A federal lawsuit filed Friday in North Dakota leaves no state with a gay marriage ban without an active case challenging it.

Plaintiffs in the case are seven gay and lesbian couples who are being presented by Minneapolis attorney Josh Newville, who is also representing six couples in a lawsuit challenging South Dakota's marriage ban.

The suit, filed in U.S. District Court in Fargo, claims the state's restrictive marriage ban violates the 14th Amendment to the U.S. Constitution.

“The marriage bans inflict serious and irreparable harms upon same-sex couples and their children that cannot be explained by reference to any legitimate government interest,” the complaint states.
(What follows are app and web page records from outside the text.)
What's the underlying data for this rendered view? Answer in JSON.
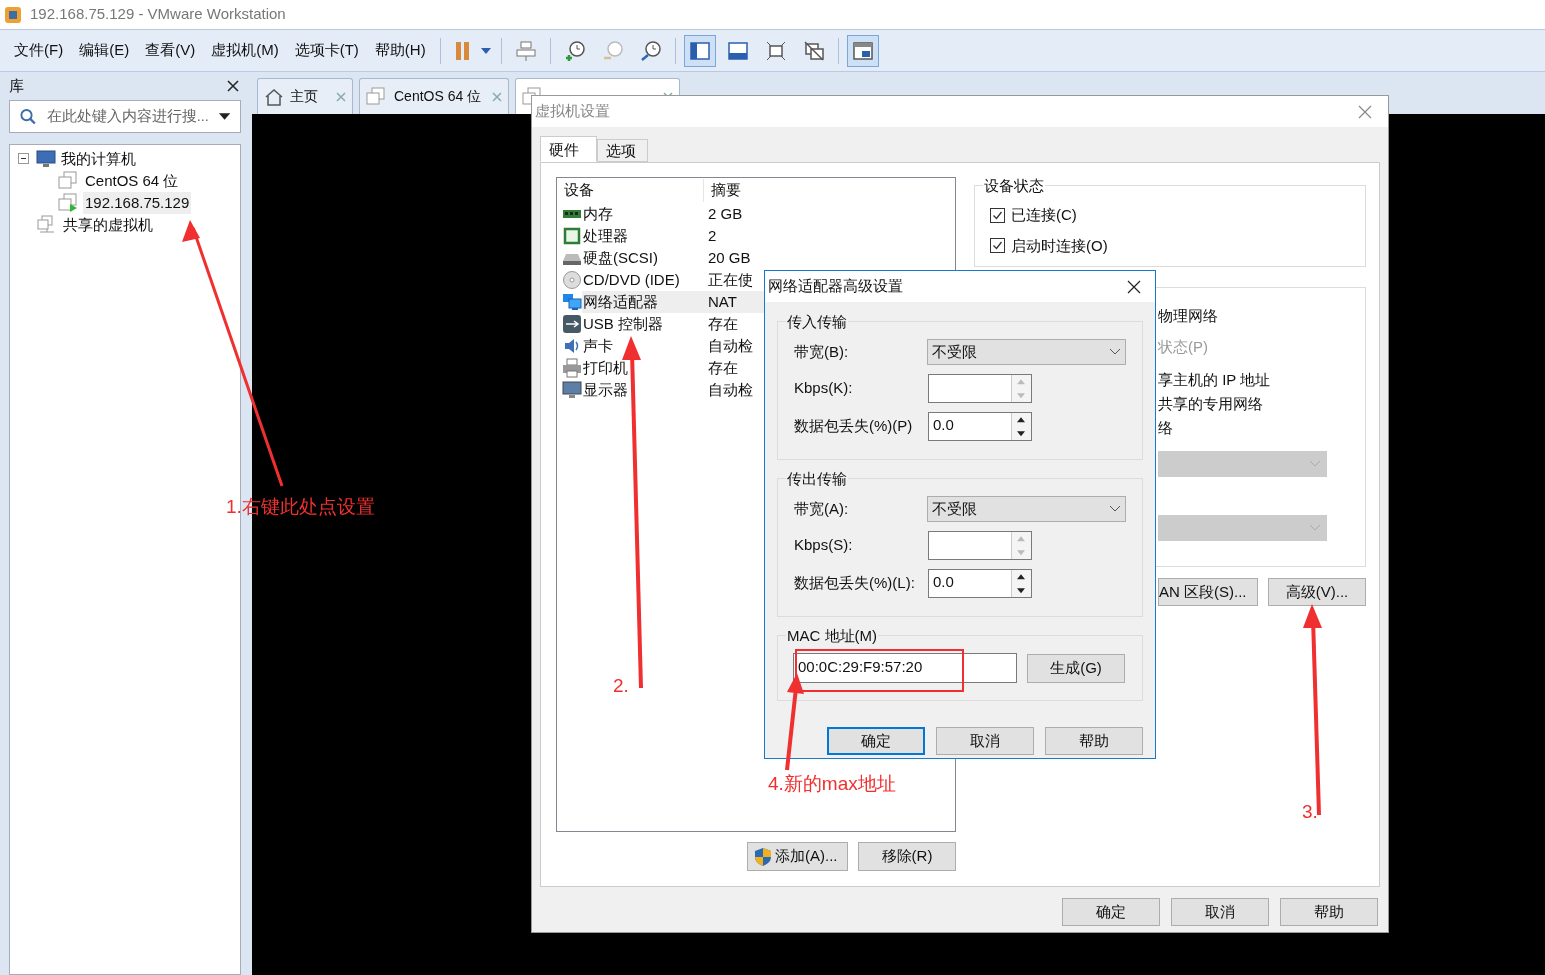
{
  "window": {
    "title": "192.168.75.129 - VMware Workstation"
  },
  "menu": [
    {
      "label": "文件(F)"
    },
    {
      "label": "编辑(E)"
    },
    {
      "label": "查看(V)"
    },
    {
      "label": "虚拟机(M)"
    },
    {
      "label": "选项卡(T)"
    },
    {
      "label": "帮助(H)"
    }
  ],
  "library": {
    "title": "库",
    "search": {
      "placeholder": "在此处键入内容进行搜..."
    },
    "tree": [
      {
        "label": "我的计算机",
        "kind": "computer",
        "expanded": true,
        "selected": false,
        "children": [
          {
            "label": "CentOS 64 位",
            "kind": "vm",
            "running": false,
            "selected": false
          },
          {
            "label": "192.168.75.129",
            "kind": "vm",
            "running": true,
            "selected": true
          }
        ]
      },
      {
        "label": "共享的虚拟机",
        "kind": "shared",
        "selected": false
      }
    ]
  },
  "tabs": [
    {
      "label": "主页",
      "kind": "home",
      "selected": false
    },
    {
      "label": "CentOS 64 位",
      "kind": "vm",
      "selected": false
    },
    {
      "kind": "vm",
      "selected": true
    }
  ],
  "settings_dialog": {
    "title": "虚拟机设置",
    "tabs": [
      {
        "label": "硬件",
        "selected": true
      },
      {
        "label": "选项",
        "selected": false
      }
    ],
    "devices": {
      "columns": [
        "设备",
        "摘要"
      ],
      "rows": [
        {
          "device": "内存",
          "summary": "2 GB",
          "kind": "memory",
          "selected": false
        },
        {
          "device": "处理器",
          "summary": "2",
          "kind": "cpu",
          "selected": false
        },
        {
          "device": "硬盘(SCSI)",
          "summary": "20 GB",
          "kind": "disk",
          "selected": false
        },
        {
          "device": "CD/DVD (IDE)",
          "summary": "正在使",
          "kind": "cd",
          "selected": false
        },
        {
          "device": "网络适配器",
          "summary": "NAT",
          "kind": "network",
          "selected": true
        },
        {
          "device": "USB 控制器",
          "summary": "存在",
          "kind": "usb",
          "selected": false
        },
        {
          "device": "声卡",
          "summary": "自动检",
          "kind": "sound",
          "selected": false
        },
        {
          "device": "打印机",
          "summary": "存在",
          "kind": "printer",
          "selected": false
        },
        {
          "device": "显示器",
          "summary": "自动检",
          "kind": "display",
          "selected": false
        }
      ]
    },
    "list_buttons": [
      "添加(A)...",
      "移除(R)"
    ],
    "device_status": {
      "title": "设备状态",
      "options": [
        {
          "label": "已连接(C)",
          "checked": true
        },
        {
          "label": "启动时连接(O)",
          "checked": true
        }
      ]
    },
    "network_connection": {
      "lines": [
        {
          "text": "物理网络",
          "disabled": false
        },
        {
          "text": "状态(P)",
          "disabled": true
        },
        {
          "text": "享主机的 IP 地址",
          "disabled": false
        },
        {
          "text": "共享的专用网络",
          "disabled": false
        },
        {
          "text": "络",
          "disabled": false
        }
      ],
      "dropdowns": [
        {
          "disabled": true
        },
        {
          "disabled": true
        }
      ]
    },
    "side_buttons": [
      "AN 区段(S)...",
      "高级(V)..."
    ],
    "footer_buttons": [
      "确定",
      "取消",
      "帮助"
    ]
  },
  "network_dialog": {
    "title": "网络适配器高级设置",
    "groups": [
      {
        "title": "传入传输",
        "bandwidth": {
          "label": "带宽(B):",
          "value": "不受限"
        },
        "kbps": {
          "label": "Kbps(K):",
          "disabled": true
        },
        "loss": {
          "label": "数据包丢失(%)(P)",
          "value": "0.0",
          "disabled": false
        }
      },
      {
        "title": "传出传输",
        "bandwidth": {
          "label": "带宽(A):",
          "value": "不受限"
        },
        "kbps": {
          "label": "Kbps(S):",
          "disabled": true
        },
        "loss": {
          "label": "数据包丢失(%)(L):",
          "value": "0.0",
          "disabled": false
        }
      }
    ],
    "mac": {
      "title": "MAC 地址(M)",
      "value": "00:0C:29:F9:57:20",
      "button": "生成(G)"
    },
    "buttons": [
      {
        "label": "确定",
        "default": true
      },
      {
        "label": "取消",
        "default": false
      },
      {
        "label": "帮助",
        "default": false
      }
    ]
  },
  "annotations": [
    {
      "text": "1.右键此处点设置"
    },
    {
      "text": "2."
    },
    {
      "text": "3."
    },
    {
      "text": "4.新的max地址"
    }
  ]
}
Seventy-three percent of voters in 2004 approved an amendment to the state's constitution defining marriage as “between a man and a woman.” The prohibition also appears in state statutes.

Carl Tobias, a constitutional law professor at the University of Richmond School of Law, told the AP that since North Dakota was the last state to jump into the fray, its case is not likely to reach the U.S. Supreme Court, where the issue is expected to be decided.

“It's symbolic, but sometimes symbolism is important, right? I think it has real, practical, actual effects on people nationwide and in North Dakota,” he said.

Evan Wolfson, president of Freedom to Marry, said that with all 31 state marriage bans facing at least one active marriage lawsuit, now was the time for the Supreme Court to take up the issue.

“With today's addition of North Dakota, courts in every state are considering a freedom to marry case – 70-plus cases in total. With 50% of Americans believing the freedom to marry is a constitutional right, and a strong majority supporting marriage for gay couples, it's time the Supreme Court bring resolution nationwide. The time is now to get on the right side of history,” Wolfson said in a statement.